IT is the latest accessory for smokers wanting to quit: the green, glowing e-cigarette.

However, with the number of users expected to reach one million by the end of 2013, the debate over the use of the products is becoming ever more heated.

A leading Scottish researcher has called for more stringent controls to prevent "dangerous" claims e-cigarettes – which contain nicotine – can help smokers quit tobacco. Professor Gerard Hastings, of Stirling University's Centre for Tobacco Control Research, said there is a lack of evidence e-cigarettes actually work.

The e-cigarette industry, meanwhile, has launched a battle against moves to regulate the products as medicine, claiming it will cost the NHS billions of pounds by leading to a drop in smokers using them to quit. But one of the UK's leading brands of e-cigarettes has insisted they are "absolutely not" being marketed as an aid to stopping smoking.

E-cigarettes, which debuted in 2004, are battery-powered devices that let users inhale nicotine vapours, but don't contain harmful tar and carbon monoxide found in tobacco smoke.

Hastings recently published a study commissioned by Cancer Research UK on nicotine-containing products. The study noted that health watchdog body, the National Institute for Clinical Excellence, said while little is known about the safety of e-cigarettes at present, they are likely to be less harmful than cigarettes.

But Hastings said allowing unproven claims about their ability to help smokers quit was "really dangerous".

"The great risk is people start to think about these things like they are a silver bullet, and then it doesn't work," he said. "They are at best disappointed – at worst they are completely demotivated and think, 'I can't give up'. It is a phoney promise if they aren't very helpful in aiding people to stop smoking – and we don't know whether they are or not.

"There are good reasons why we regulate medicines and insist that pharmaceutical companies only make claims they can prove."

He added: "I would very much like to see much, much more rigorous control on the marketing. People should not be making claims for these products that are not proven.

"The point is that if you introduce a new device onto the market, you should be able to prove it is effective. None of these e-cigarettes are of proven effectiveness."

Hastings said he also had concerns about the marketing of the products as an alternative to cigarettes in situations where smoking is not allowed. "In other words, it is a means of overcoming the inconvenience of smoke-free legislation," he added.

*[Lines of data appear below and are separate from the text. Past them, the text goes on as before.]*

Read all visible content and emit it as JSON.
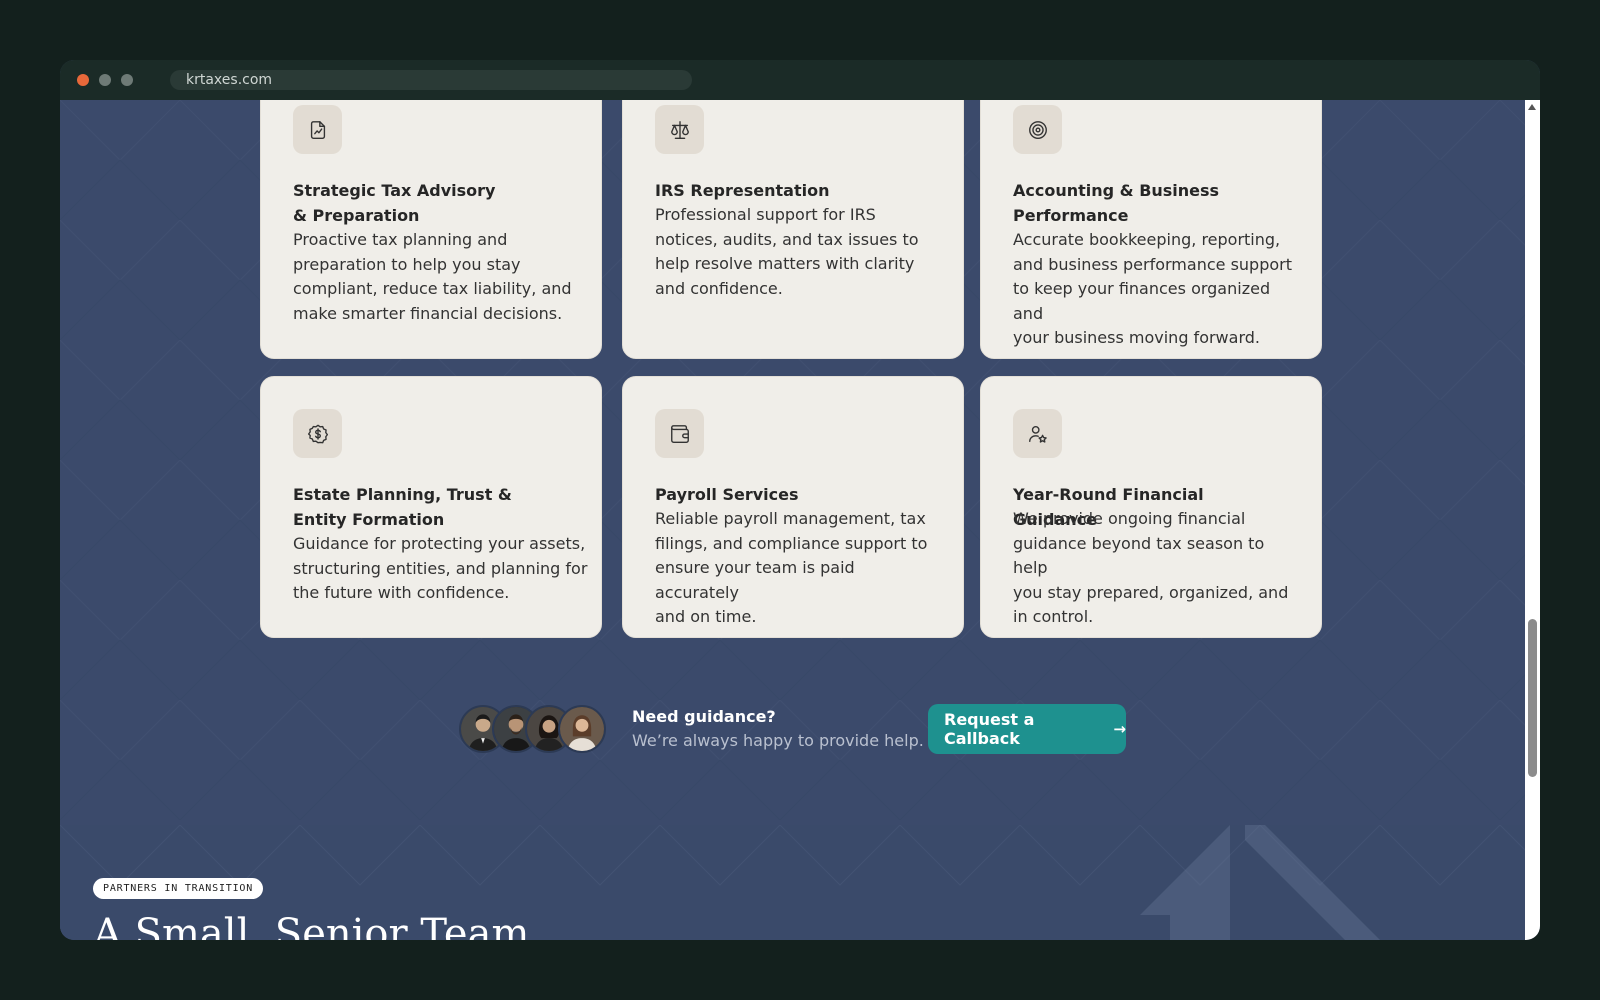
{
  "browser": {
    "url": "krtaxes.com"
  },
  "services": [
    {
      "icon": "document-chart-icon",
      "title_lines": [
        "Strategic Tax Advisory",
        "& Preparation"
      ],
      "description_lines": [
        "Proactive tax planning and",
        "preparation to help you stay",
        "compliant, reduce tax liability, and",
        "make smarter financial decisions."
      ]
    },
    {
      "icon": "scales-icon",
      "title_lines": [
        "IRS Representation"
      ],
      "description_lines": [
        "Professional support for IRS",
        "notices, audits, and tax issues to",
        "help resolve matters with clarity",
        "and confidence."
      ]
    },
    {
      "icon": "target-icon",
      "title_lines": [
        "Accounting & Business",
        "Performance"
      ],
      "description_lines": [
        "Accurate bookkeeping, reporting,",
        "and business performance support",
        "to keep your finances organized and",
        "your business moving forward."
      ]
    },
    {
      "icon": "dollar-badge-icon",
      "title_lines": [
        "Estate Planning, Trust &",
        "Entity Formation"
      ],
      "description_lines": [
        "Guidance for protecting your assets,",
        "structuring entities, and planning for",
        "the future with confidence."
      ]
    },
    {
      "icon": "wallet-icon",
      "title_lines": [
        "Payroll Services"
      ],
      "description_lines": [
        "Reliable payroll management, tax",
        "filings, and compliance support to",
        "ensure your team is paid accurately",
        "and on time."
      ]
    },
    {
      "icon": "user-star-icon",
      "title_lines": [
        "Year-Round Financial Guidance"
      ],
      "description_lines": [
        "We provide ongoing financial",
        "guidance beyond tax season to help",
        "you stay prepared, organized, and",
        "in control."
      ]
    }
  ],
  "guidance": {
    "title": "Need guidance?",
    "subtitle": "We’re always happy to provide help.",
    "cta_label": "Request a Callback",
    "cta_arrow": "→"
  },
  "team_section": {
    "eyebrow": "PARTNERS IN TRANSITION",
    "title": "A Small, Senior Team"
  },
  "colors": {
    "page_bg": "#3b4a6b",
    "card_bg": "#f0eee9",
    "accent": "#1e918f"
  }
}
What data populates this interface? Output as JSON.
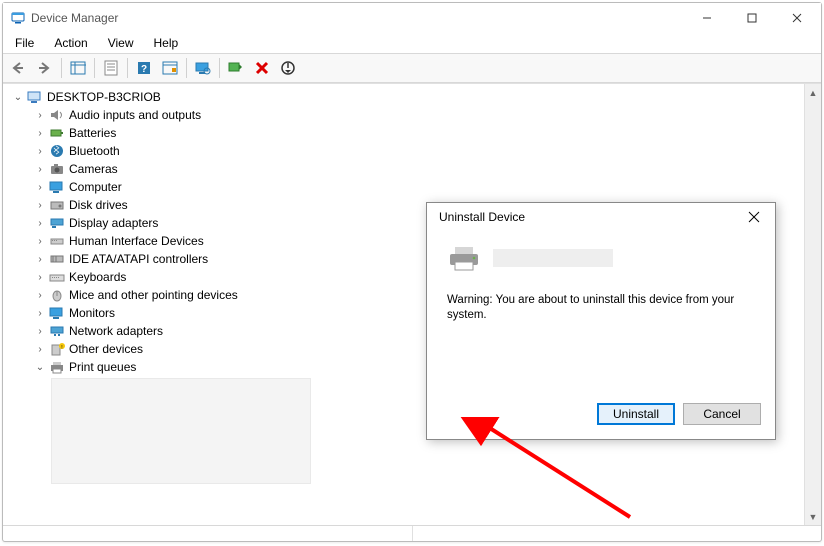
{
  "window": {
    "title": "Device Manager",
    "menus": [
      "File",
      "Action",
      "View",
      "Help"
    ]
  },
  "tree": {
    "root": "DESKTOP-B3CRIOB",
    "items": [
      "Audio inputs and outputs",
      "Batteries",
      "Bluetooth",
      "Cameras",
      "Computer",
      "Disk drives",
      "Display adapters",
      "Human Interface Devices",
      "IDE ATA/ATAPI controllers",
      "Keyboards",
      "Mice and other pointing devices",
      "Monitors",
      "Network adapters",
      "Other devices",
      "Print queues"
    ]
  },
  "dialog": {
    "title": "Uninstall Device",
    "warning": "Warning: You are about to uninstall this device from your system.",
    "primary_button": "Uninstall",
    "secondary_button": "Cancel"
  }
}
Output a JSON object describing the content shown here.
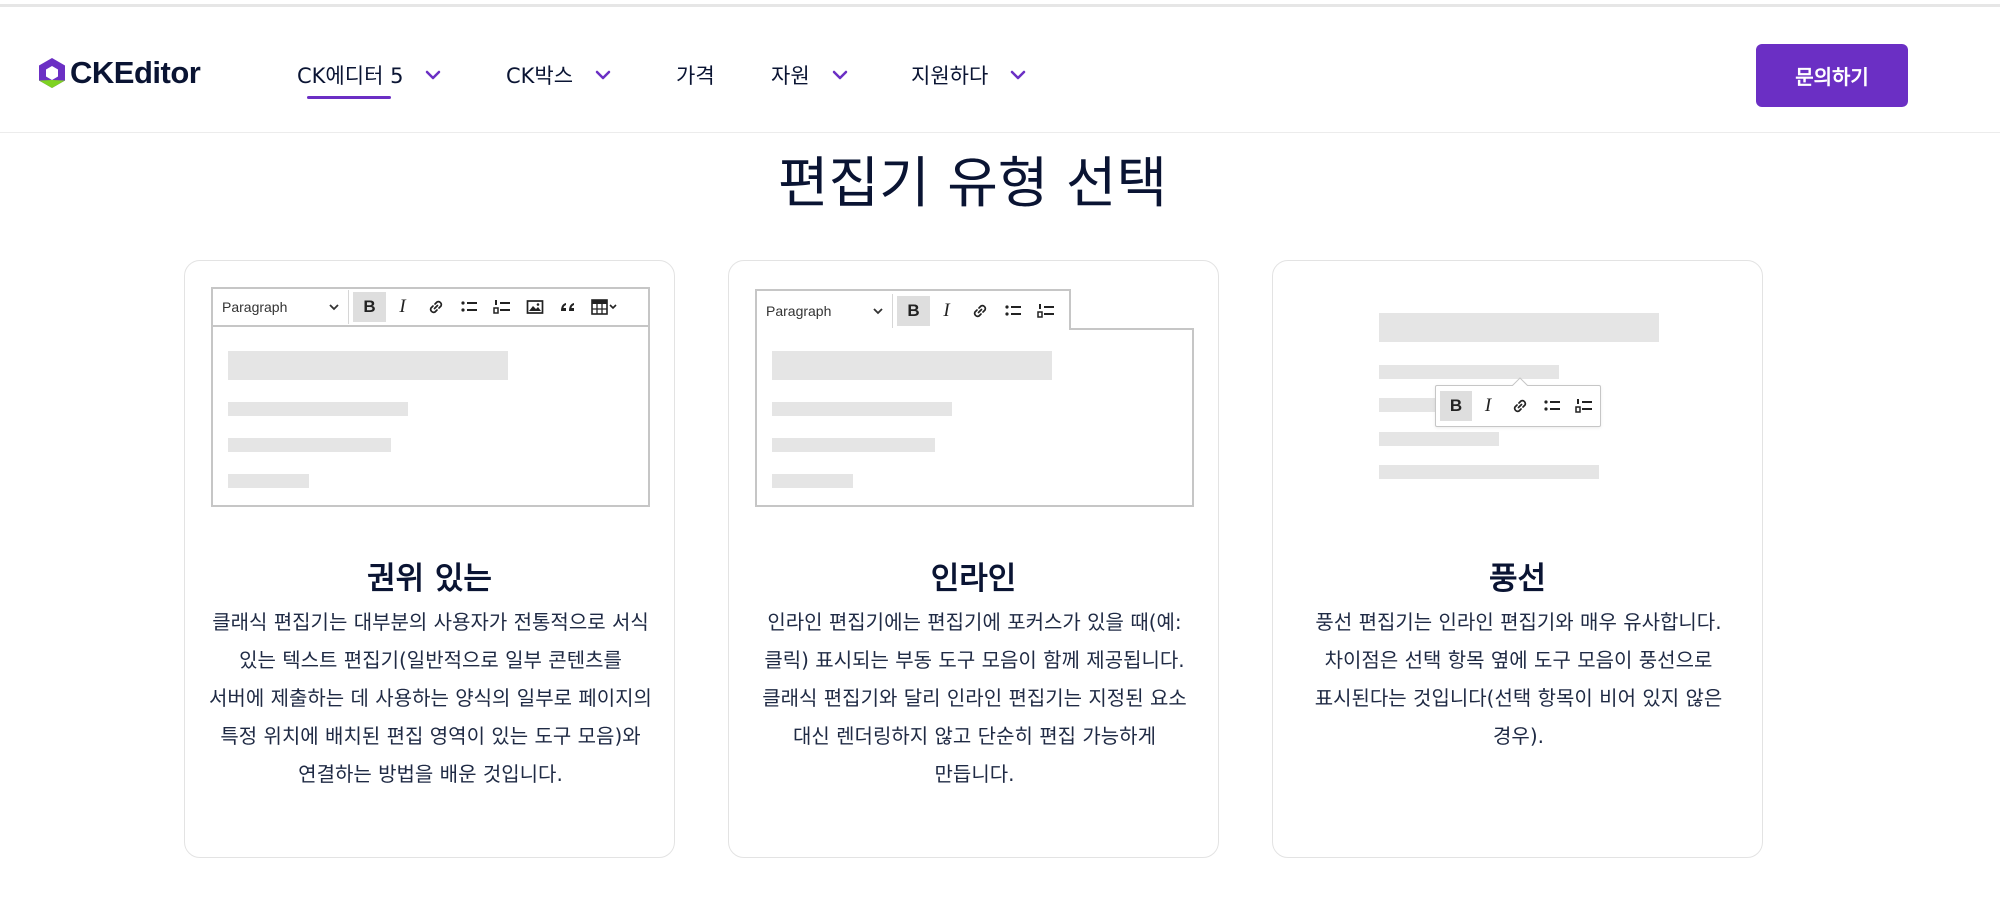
{
  "header": {
    "logo_text": "CKEditor",
    "nav": [
      {
        "label": "CK에디터 5",
        "has_dropdown": true,
        "active": true
      },
      {
        "label": "CK박스",
        "has_dropdown": true,
        "active": false
      },
      {
        "label": "가격",
        "has_dropdown": false,
        "active": false
      },
      {
        "label": "자원",
        "has_dropdown": true,
        "active": false
      },
      {
        "label": "지원하다",
        "has_dropdown": true,
        "active": false
      }
    ],
    "cta_label": "문의하기"
  },
  "section": {
    "title": "편집기 유형 선택"
  },
  "toolbar": {
    "paragraph_select": "Paragraph",
    "bold": "B",
    "italic": "I"
  },
  "cards": [
    {
      "title": "권위 있는",
      "description": "클래식 편집기는 대부분의 사용자가 전통적으로 서식 있는 텍스트 편집기(일반적으로 일부 콘텐츠를 서버에 제출하는 데 사용하는 양식의 일부로 페이지의 특정 위치에 배치된 편집 영역이 있는 도구 모음)와 연결하는 방법을 배운 것입니다."
    },
    {
      "title": "인라인",
      "description": "인라인 편집기에는 편집기에 포커스가 있을 때(예: 클릭) 표시되는 부동 도구 모음이 함께 제공됩니다. 클래식 편집기와 달리 인라인 편집기는 지정된 요소 대신 렌더링하지 않고 단순히 편집 가능하게 만듭니다."
    },
    {
      "title": "풍선",
      "description": "풍선 편집기는 인라인 편집기와 매우 유사합니다. 차이점은 선택 항목 옆에 도구 모음이 풍선으로 표시된다는 것입니다(선택 항목이 비어 있지 않은 경우)."
    }
  ],
  "colors": {
    "accent": "#6b2fc4",
    "logo_green": "#7ed321",
    "text": "#0a1433",
    "placeholder": "#e5e5e5"
  },
  "icons": [
    "chevron-down-icon",
    "link-icon",
    "bulleted-list-icon",
    "numbered-list-icon",
    "image-icon",
    "quote-icon",
    "table-icon"
  ]
}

"One of the sub-plots of smoke-free legislation was it did make smoking more difficult and therefore made people think, 'Maybe I will give up'."

The Medicine and Healthcare Products Regulatory Agency (MHRA) announced in June that the Government is to regulate e-cigarettes as a medicinal product. The restrictions will come into effect in 2016.

In some countries, including Austria, Estonia, Romania and Sweden, they are already treated as medicinal products; in others including Brazil, Norway and Singapore, the sale of e-cigarettes is banned.

Last week, a round-table discussion was held at the House of Lords involving the MHRA and representatives from e-cigarette brand, E-Lites.

A briefing produced by E-Lites ahead of the event claimed the MHRA stance on regulation of e-cigarettes is leading to most pharmacies currently declining to stock them.

It forecast this will mean 390,000 fewer people using e-cigarettes in the UK, with an annual cost to the NHS of people failing to quit smoking of £2.51 billion a year. It also referenced an Italian study published this year which found that 8.7% of e-cigarette users successfully quit smoking.

However, Charles Hamshaw-Thomas, director of legal and corporate affairs at E-Lites, told the Sunday Herald it was "absolutely not" marketing the products as a smoking cessation aid.

"The MHRA thinks we are competing with the pharmaceutical drugs and nicotine-replacement products," he said. "Absolutely not. We are competing as an alternative to cigarettes."

He added: "It is clear they are having a high level of usage by people who are trying to stop or reduce their smoking of tobacco and that is the reason why they are incredibly successful – a lot of people want to reduce their tobacco consumption.

"We think it is a slightly unfortunate situation at the moment, in that we have a lot of consumers saying they have been tremendously helpful in reducing their use of tobacco.

"But as soon as we repeat those [comments] we get asked by the MHRA to desist - because by repeating what our consumers say we are making a medicinal claim."

Hamshaw-Thomas said he was "very surprised" at the idea e-cigarettes might undermine anti-smoking legislation by taking away the difficulty in getting a nicotine-hit.

"Shouldn't we be all rejoicing in the reduced level of tobacco consumption?," he said. "It doesn't smell, it doesn't provide the awful odour and litter, so why aren't we celebrating this instead of finding reasons to criticise it?"

Sheila Duffy, chief executive of anti-tobacco charity ASH Scotland, said e-cigarettes had a role to play in helping smokers but welcomed their regulation. She added: "However, we are concerned at the long lead-in time before implementing regulation for e-cigarettes. What will happen over the intervening three years to ensure the quality and consistency of the devices and tackle the capacity for promotion to children and other new markets, which are already a worry?"